[Record set — start]
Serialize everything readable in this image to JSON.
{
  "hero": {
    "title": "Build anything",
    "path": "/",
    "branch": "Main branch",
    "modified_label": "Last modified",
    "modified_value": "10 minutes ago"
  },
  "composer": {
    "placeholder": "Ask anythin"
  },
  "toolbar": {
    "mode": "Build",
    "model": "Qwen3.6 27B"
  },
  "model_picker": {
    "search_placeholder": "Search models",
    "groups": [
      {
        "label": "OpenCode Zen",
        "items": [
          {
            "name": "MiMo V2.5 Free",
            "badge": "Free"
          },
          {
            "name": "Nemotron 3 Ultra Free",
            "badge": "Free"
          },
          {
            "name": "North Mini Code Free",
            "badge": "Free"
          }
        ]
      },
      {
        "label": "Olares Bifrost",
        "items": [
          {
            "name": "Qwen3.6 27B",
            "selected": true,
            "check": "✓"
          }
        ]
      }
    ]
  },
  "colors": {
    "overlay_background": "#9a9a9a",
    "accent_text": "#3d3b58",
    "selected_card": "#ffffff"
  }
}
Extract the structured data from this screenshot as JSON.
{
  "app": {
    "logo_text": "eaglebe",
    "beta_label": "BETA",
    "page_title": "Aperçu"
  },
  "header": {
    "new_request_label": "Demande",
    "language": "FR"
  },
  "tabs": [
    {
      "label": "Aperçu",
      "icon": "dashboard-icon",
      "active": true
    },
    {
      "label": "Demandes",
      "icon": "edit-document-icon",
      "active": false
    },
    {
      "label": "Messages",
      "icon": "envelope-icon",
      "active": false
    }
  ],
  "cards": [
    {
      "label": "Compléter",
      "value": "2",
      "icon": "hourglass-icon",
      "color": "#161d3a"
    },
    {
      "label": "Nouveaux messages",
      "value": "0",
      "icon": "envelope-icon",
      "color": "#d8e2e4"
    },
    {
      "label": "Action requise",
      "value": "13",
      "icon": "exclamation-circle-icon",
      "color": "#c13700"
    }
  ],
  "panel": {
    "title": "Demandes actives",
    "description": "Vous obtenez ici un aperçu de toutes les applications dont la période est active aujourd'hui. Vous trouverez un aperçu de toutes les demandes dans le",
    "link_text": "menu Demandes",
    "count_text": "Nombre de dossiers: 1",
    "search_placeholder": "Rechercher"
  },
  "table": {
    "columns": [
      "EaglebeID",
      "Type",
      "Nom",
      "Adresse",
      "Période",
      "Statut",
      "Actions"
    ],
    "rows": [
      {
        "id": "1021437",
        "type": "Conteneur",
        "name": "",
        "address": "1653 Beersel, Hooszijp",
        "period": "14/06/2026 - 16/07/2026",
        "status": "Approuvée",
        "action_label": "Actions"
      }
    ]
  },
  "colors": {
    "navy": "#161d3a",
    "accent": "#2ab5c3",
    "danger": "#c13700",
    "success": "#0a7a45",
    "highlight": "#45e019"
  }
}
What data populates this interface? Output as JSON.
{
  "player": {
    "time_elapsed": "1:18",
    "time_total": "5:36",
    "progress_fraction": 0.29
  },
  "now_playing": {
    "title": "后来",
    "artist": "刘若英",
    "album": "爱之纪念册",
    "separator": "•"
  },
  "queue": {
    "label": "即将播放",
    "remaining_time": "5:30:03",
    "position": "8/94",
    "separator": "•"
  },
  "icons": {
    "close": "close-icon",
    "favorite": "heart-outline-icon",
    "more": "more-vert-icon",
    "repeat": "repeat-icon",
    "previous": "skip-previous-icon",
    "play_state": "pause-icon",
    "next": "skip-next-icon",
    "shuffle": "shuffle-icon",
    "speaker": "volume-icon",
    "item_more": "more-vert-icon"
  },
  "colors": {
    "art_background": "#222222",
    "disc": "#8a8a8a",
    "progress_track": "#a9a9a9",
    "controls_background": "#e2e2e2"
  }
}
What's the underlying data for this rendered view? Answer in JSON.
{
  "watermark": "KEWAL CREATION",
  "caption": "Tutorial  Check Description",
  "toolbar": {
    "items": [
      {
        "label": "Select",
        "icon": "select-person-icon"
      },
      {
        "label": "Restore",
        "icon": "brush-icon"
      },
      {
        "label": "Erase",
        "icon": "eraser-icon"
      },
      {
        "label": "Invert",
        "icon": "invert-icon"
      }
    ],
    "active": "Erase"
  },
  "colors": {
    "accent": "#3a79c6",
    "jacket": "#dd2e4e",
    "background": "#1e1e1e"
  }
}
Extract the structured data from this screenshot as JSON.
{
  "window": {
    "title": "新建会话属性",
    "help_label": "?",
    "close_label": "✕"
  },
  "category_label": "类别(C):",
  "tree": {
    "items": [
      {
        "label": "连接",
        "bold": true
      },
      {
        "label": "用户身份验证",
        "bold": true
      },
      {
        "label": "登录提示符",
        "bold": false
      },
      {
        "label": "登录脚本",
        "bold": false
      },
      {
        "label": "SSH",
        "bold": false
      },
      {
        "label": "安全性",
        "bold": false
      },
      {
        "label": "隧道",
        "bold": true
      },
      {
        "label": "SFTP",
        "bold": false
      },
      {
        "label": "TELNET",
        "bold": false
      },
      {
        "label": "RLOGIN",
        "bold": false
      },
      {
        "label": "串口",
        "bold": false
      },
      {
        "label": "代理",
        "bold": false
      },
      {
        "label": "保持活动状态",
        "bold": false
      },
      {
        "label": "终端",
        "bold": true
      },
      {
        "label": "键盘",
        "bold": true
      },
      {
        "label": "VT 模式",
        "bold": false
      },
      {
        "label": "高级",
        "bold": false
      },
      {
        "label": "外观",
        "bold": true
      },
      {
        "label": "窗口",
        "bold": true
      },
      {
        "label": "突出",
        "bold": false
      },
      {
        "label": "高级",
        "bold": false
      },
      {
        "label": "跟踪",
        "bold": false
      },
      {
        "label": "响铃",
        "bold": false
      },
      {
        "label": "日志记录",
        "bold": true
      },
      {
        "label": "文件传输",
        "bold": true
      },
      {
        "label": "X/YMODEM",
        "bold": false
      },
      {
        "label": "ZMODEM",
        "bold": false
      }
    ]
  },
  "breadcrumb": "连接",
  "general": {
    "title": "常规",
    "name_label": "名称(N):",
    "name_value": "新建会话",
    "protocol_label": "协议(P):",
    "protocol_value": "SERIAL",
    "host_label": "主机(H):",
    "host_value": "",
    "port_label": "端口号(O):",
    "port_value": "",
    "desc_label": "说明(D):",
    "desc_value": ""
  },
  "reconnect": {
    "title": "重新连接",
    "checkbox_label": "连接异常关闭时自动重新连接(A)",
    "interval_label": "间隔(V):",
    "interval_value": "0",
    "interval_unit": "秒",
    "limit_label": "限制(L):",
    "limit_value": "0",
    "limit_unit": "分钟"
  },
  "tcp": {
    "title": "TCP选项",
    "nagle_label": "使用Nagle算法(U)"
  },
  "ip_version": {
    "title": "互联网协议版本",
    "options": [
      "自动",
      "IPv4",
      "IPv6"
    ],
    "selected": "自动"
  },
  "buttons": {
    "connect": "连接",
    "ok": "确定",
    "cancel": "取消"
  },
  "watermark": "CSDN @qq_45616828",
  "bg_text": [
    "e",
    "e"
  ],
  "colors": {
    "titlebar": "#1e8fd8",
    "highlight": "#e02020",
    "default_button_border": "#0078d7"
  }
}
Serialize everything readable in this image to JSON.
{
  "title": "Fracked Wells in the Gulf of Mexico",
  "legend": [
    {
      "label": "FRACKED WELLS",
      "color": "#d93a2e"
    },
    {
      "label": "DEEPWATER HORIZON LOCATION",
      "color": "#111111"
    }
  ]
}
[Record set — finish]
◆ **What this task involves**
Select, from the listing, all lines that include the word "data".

◆ **Solved exercise**
Extract the structured data from this screenshot as JSON.
What data populates this interface? Output as JSON.
What's the underlying data for this rendered view? Answer in JSON.
Extract the structured data from this screenshot as JSON.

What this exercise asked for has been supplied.